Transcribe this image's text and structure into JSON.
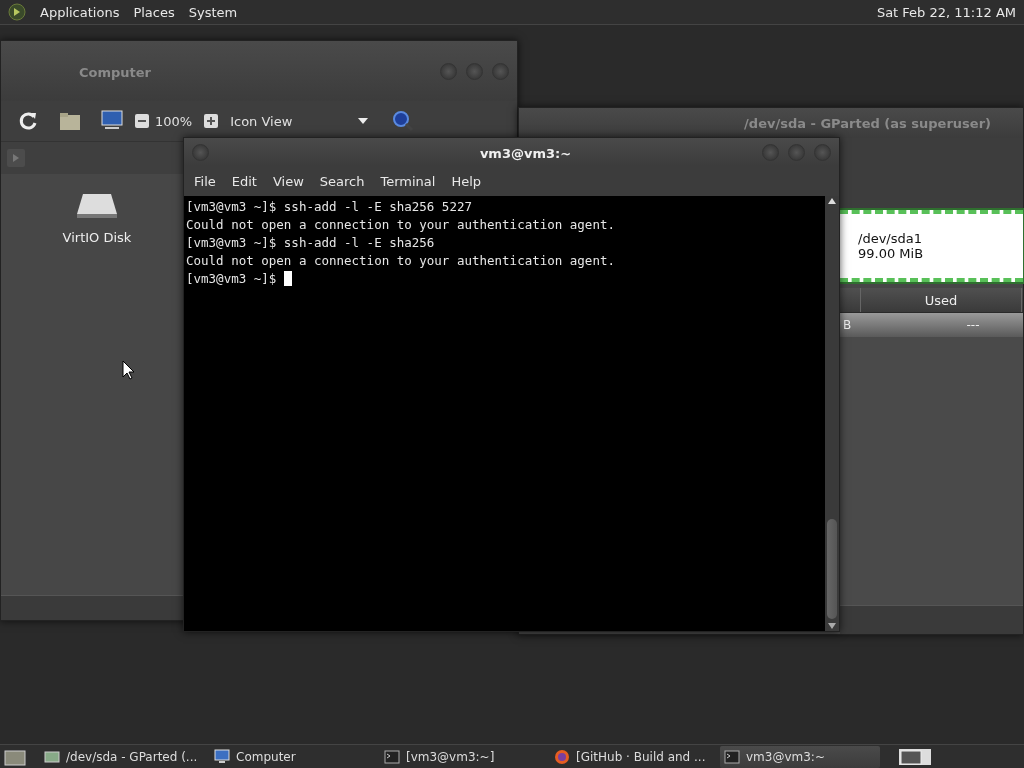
{
  "top_panel": {
    "menus": [
      {
        "label": "Applications"
      },
      {
        "label": "Places"
      },
      {
        "label": "System"
      }
    ],
    "clock": "Sat Feb 22, 11:12 AM"
  },
  "file_manager": {
    "title": "Computer",
    "active": false,
    "zoom": "100%",
    "view": "Icon View",
    "items": [
      {
        "label": "VirtIO Disk"
      }
    ]
  },
  "gparted": {
    "title": "/dev/sda - GParted (as superuser)",
    "active": false,
    "partition": {
      "name": "/dev/sda1",
      "size": "99.00 MiB"
    },
    "columns": [
      {
        "label": "Used"
      }
    ],
    "rows": [
      {
        "cells": [
          "B",
          "---"
        ]
      }
    ]
  },
  "terminal": {
    "title": "vm3@vm3:~",
    "active": true,
    "menus": [
      {
        "label": "File"
      },
      {
        "label": "Edit"
      },
      {
        "label": "View"
      },
      {
        "label": "Search"
      },
      {
        "label": "Terminal"
      },
      {
        "label": "Help"
      }
    ],
    "lines": [
      {
        "text": "[vm3@vm3 ~]$ ssh-add -l -E sha256 5227",
        "cursor": false
      },
      {
        "text": "Could not open a connection to your authentication agent.",
        "cursor": false
      },
      {
        "text": "[vm3@vm3 ~]$ ssh-add -l -E sha256",
        "cursor": false
      },
      {
        "text": "Could not open a connection to your authentication agent.",
        "cursor": false
      },
      {
        "text": "[vm3@vm3 ~]$ ",
        "cursor": true
      }
    ]
  },
  "taskbar": {
    "items": [
      {
        "label": "/dev/sda - GParted (...",
        "kind": "disk",
        "selected": false
      },
      {
        "label": "Computer",
        "kind": "monitor",
        "selected": false
      },
      {
        "label": "[vm3@vm3:~]",
        "kind": "terminal",
        "selected": false
      },
      {
        "label": "[GitHub · Build and ...",
        "kind": "browser",
        "selected": false
      },
      {
        "label": "vm3@vm3:~",
        "kind": "terminal",
        "selected": true
      }
    ]
  }
}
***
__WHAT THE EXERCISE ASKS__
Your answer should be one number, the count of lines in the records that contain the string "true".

__WRITTEN SOLUTION__
3